The indexed information for this entry includes the age, birth date, birth place, death date, death place, father's name and birthplace, and the mother's name and birthplace.

Clicking on the "View original image" link provides the actual death certificate for Margaret R. Carringer:


When I first clicked on Margaret's certificate, I did not know her maiden name, or her death date.  I knew only that she was born in 1824 in Pennsylvania based on census records.  I was able to add the following information to her person profile in my family tree database:

*  Maiden name
*  Parent's names
*  Birth date and place
*  Death date and place
*  Cause of death
*  Relationship to parents

The death date, death place, and cause of death are Primary Information (a contemporaneous record provided by an eyewitness or knowledgeable person to the County authorities).  The other items are Secondary Information (based on hearsay, not a contemporaneous record from an eyewitness or knowledgeable person).  But the Secondary Information provides much more information than I had before, and I added it to my database with a source citation to (using the Vital Records (state, certificates, online) source template in RootsMagic):

Commonwealth of Pennsylvania, Pennsylvania Death Certificates, 1906-1944, No. 12801 (stamped), Margaret R. Carringer entry, died 9 February 1909; indexed database and digital images, Ancestry.com (http://www.ancestry.com : accessed 1 July 2014); citing Pennsylvania (State). Death certificates, 1906–1963. Series 11.90 (1,905 cartons). Records of the Pennsylvania Department of Health, Record Group 11. Pennsylvania Historical and Museum Commission, Harrisburg, Pennsylvania (http://www.phmc.state.pa.us/).

I marked the source quality for the maiden name, birth date, birth place, and parents' names as Original Source, Secondary Information, and Direct Evidence.

I was able to add 5 or 6 maiden names, and parents names, to my database just from this set of 50 Carringer matches.  I had all but 5 of the 50 entries in my database already.  I added about 100 source citations to the database also.  In some cases, I had the death information from the Pennsylvania Death Index, 1906-1961 collection, but did not have the birth information nor the parents' names of the decedents.  In some cases, the name of the spouse was provided.

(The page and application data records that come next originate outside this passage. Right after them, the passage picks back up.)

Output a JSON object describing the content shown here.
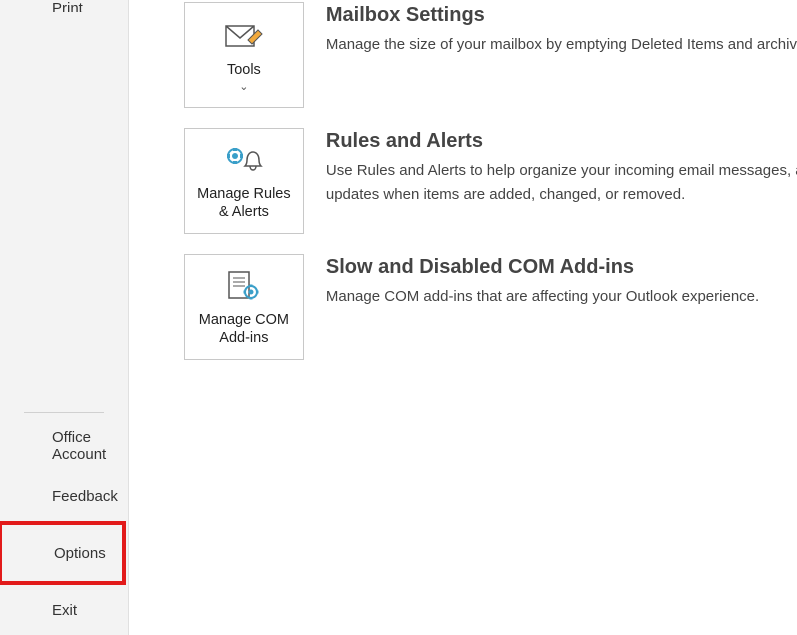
{
  "sidebar": {
    "top": [
      {
        "label": "Print"
      }
    ],
    "bottom": [
      {
        "label": "Office Account"
      },
      {
        "label": "Feedback"
      },
      {
        "label": "Options"
      },
      {
        "label": "Exit"
      }
    ]
  },
  "sections": {
    "mailbox": {
      "tile_label": "Tools",
      "title": "Mailbox Settings",
      "desc": "Manage the size of your mailbox by emptying Deleted Items and archiving."
    },
    "rules": {
      "tile_label": "Manage Rules & Alerts",
      "title": "Rules and Alerts",
      "desc1": "Use Rules and Alerts to help organize your incoming email messages, and receive",
      "desc2": "updates when items are added, changed, or removed."
    },
    "com": {
      "tile_label": "Manage COM Add-ins",
      "title": "Slow and Disabled COM Add-ins",
      "desc": "Manage COM add-ins that are affecting your Outlook experience."
    }
  }
}
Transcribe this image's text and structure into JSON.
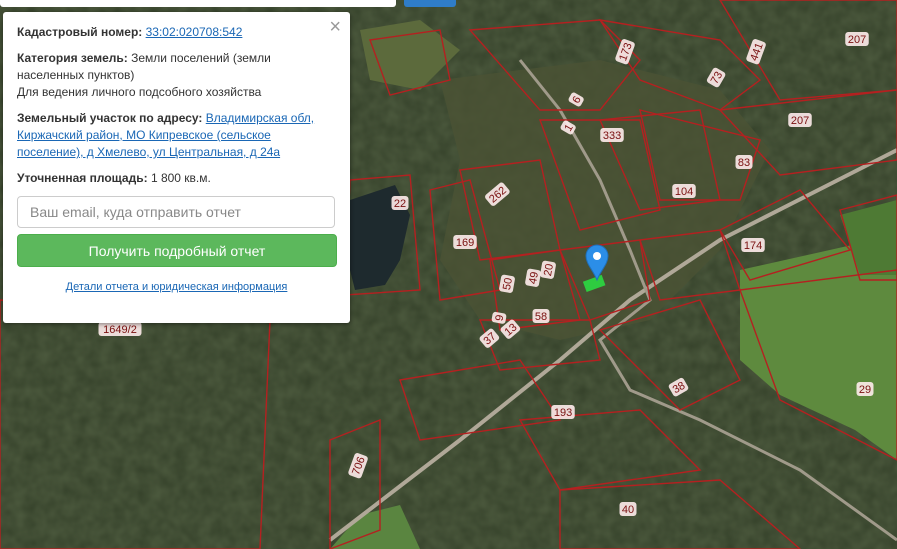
{
  "popup": {
    "close_symbol": "×",
    "cadastral_label": "Кадастровый номер:",
    "cadastral_number": "33:02:020708:542",
    "category_label": "Категория земель:",
    "category_value": "Земли поселений (земли населенных пунктов)",
    "usage": "Для ведения личного подсобного хозяйства",
    "address_label": "Земельный участок по адресу:",
    "address_value": "Владимирская обл, Киржачский район, МО Кипревское (сельское поселение), д Хмелево, ул Центральная, д 24а",
    "area_label": "Уточненная площадь:",
    "area_value": "1 800 кв.м.",
    "email_placeholder": "Ваш email, куда отправить отчет",
    "submit_label": "Получить подробный отчет",
    "details_link": "Детали отчета и юридическая информация"
  },
  "map": {
    "parcel_labels": [
      "173",
      "441",
      "207",
      "73",
      "333",
      "207",
      "83",
      "262",
      "104",
      "174",
      "22",
      "169",
      "50",
      "49",
      "20",
      "58",
      "9",
      "13",
      "37",
      "1649/2",
      "38",
      "193",
      "29",
      "706",
      "40",
      "1",
      "6"
    ],
    "parcel_color": "#b52020",
    "marker_color": "#2b8ee8",
    "selected_parcel_color": "#2ecc40"
  }
}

One of the neat things that Ancestry.com  indexed in this database is the parent's names.  They appear as matches even when the death certificate is for a person who died with another surname than what I searched.  This finds many, but probably not all, of the death certificates for persons born with the target surname.

I still have a lot of names to check in this database.  I've now done the Seaver and Carringer names, and need to do Feather, Spangler, Vaux and Remley.  

The URL for this post is:  http://www.geneamusings.com/2014/07/finding-genealogy-gems-in-pennsylvania.html

copyright (c) 2014, Randall J. Seaver


4 comments:

Joanne Cowden said...

Please note that the transcription of the records in this database has some problems. It appears that the people who worked on this are not entirely comfortable with cursive or not located in the US. I found a relative who died in "Pittsburgh, Oa" and another who was born in "Moline, Hleriois." You may want to try wildcards when searching for surnames as they also may be transcribed incorrectly. But it's still a great resource!

Claudia said...

Almost all of my ancestors came and stayed in PA. Each time I find an error, and there have been a few, I send a correction to Ancestry.

The most exciting part for me was to find the maiden name for my 2x great grandmother. It was in a death record for my great grandfather's brother John, who I did not know about at all.

Geolover said...

Ditto Joanne's and Claudia's comments regarding indexing/extracts of this collection. There are many errors, even when the information was typed.

It is an excellent boon for this collection that the reader can add corrections for parents' names and birth places as extracted.

Jack Cayton said...

In spite of some indexing errors one of the best "finds" was the quality of the image download. It was far superior than the certified copy for a great uncle that I received from the PA Dept of Health six years ago. The copy machine did not like the blue ink on the certificate. Jack